Exercise data

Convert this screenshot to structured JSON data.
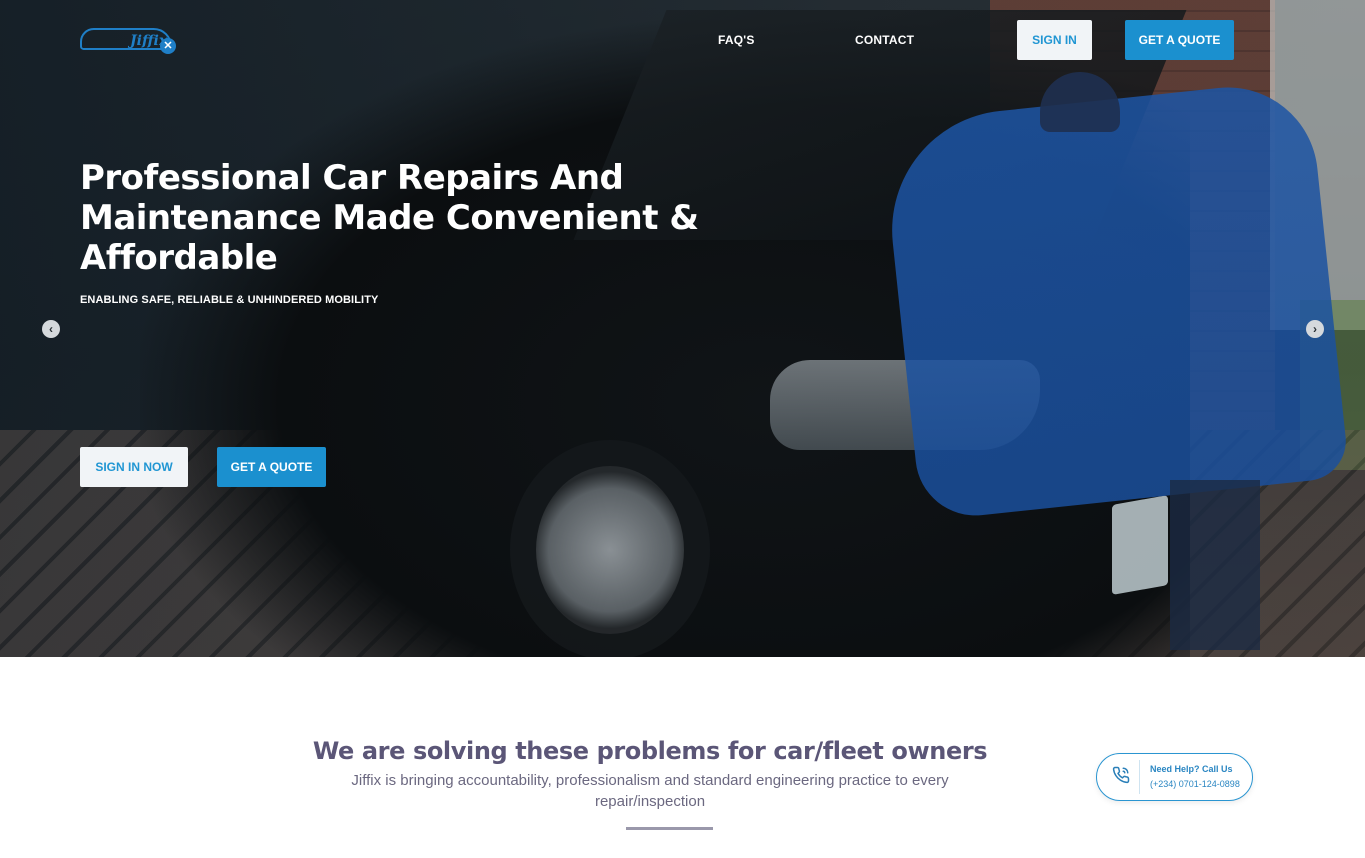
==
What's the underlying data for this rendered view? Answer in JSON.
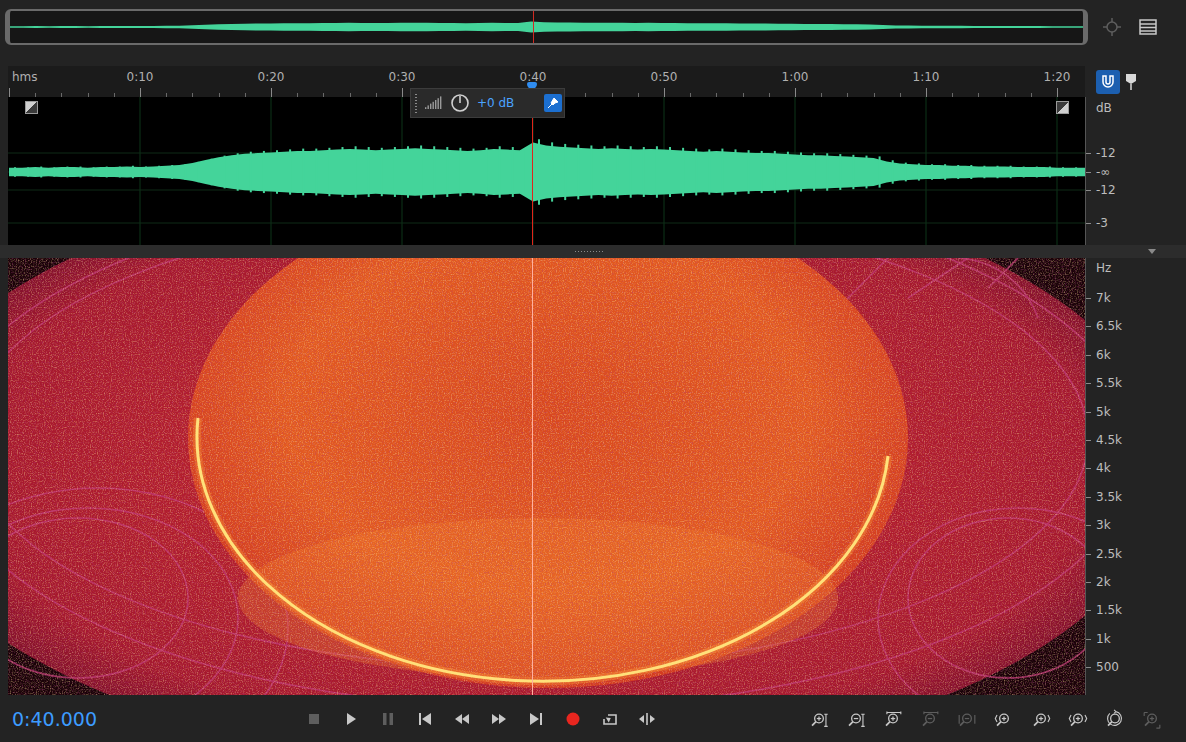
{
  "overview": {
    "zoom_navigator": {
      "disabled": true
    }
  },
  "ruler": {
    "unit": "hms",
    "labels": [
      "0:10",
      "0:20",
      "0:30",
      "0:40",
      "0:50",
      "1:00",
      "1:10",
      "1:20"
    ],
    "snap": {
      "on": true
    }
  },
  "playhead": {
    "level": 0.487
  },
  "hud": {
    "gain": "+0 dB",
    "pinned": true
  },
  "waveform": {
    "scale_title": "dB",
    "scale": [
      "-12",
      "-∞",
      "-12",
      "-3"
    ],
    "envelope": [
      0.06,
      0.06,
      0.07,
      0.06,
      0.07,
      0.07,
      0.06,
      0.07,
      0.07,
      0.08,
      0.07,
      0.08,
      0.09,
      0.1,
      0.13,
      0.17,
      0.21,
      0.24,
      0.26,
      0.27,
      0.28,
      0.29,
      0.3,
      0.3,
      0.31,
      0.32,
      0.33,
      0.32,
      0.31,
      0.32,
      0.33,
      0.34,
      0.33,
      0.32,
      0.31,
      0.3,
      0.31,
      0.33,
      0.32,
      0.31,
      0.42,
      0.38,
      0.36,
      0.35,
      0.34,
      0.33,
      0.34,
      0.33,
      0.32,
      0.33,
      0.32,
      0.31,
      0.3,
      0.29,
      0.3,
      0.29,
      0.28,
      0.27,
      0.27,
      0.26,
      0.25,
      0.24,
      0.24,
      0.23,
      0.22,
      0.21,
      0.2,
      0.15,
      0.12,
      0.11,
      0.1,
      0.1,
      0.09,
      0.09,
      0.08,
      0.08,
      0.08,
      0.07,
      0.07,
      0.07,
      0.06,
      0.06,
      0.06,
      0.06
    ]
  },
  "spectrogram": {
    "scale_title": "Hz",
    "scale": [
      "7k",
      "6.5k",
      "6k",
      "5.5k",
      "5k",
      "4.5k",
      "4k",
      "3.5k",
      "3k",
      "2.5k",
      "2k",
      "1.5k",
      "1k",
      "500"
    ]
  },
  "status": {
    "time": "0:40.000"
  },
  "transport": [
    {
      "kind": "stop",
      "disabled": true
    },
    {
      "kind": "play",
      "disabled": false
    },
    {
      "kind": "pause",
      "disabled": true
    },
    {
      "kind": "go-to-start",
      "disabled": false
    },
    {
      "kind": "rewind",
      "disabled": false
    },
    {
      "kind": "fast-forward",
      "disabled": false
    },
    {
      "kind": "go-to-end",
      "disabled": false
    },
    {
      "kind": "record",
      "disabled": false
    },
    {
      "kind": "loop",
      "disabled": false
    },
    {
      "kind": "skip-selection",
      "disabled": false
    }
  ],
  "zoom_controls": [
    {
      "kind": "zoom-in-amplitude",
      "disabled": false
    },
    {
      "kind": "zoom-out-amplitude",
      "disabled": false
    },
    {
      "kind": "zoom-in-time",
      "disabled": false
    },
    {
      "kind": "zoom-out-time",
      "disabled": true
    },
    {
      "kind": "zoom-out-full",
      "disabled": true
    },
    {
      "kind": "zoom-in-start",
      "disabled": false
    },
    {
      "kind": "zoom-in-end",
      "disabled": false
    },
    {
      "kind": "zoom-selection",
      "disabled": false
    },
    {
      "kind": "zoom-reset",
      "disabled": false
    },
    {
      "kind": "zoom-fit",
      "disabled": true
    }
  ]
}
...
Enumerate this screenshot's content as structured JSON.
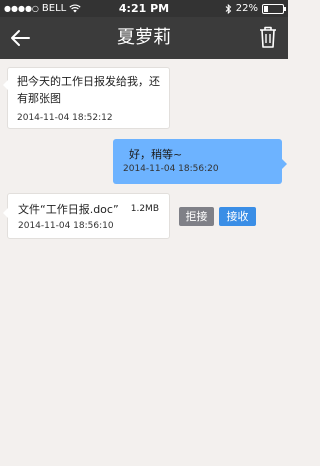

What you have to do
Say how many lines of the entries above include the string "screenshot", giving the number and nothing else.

Result for this task
2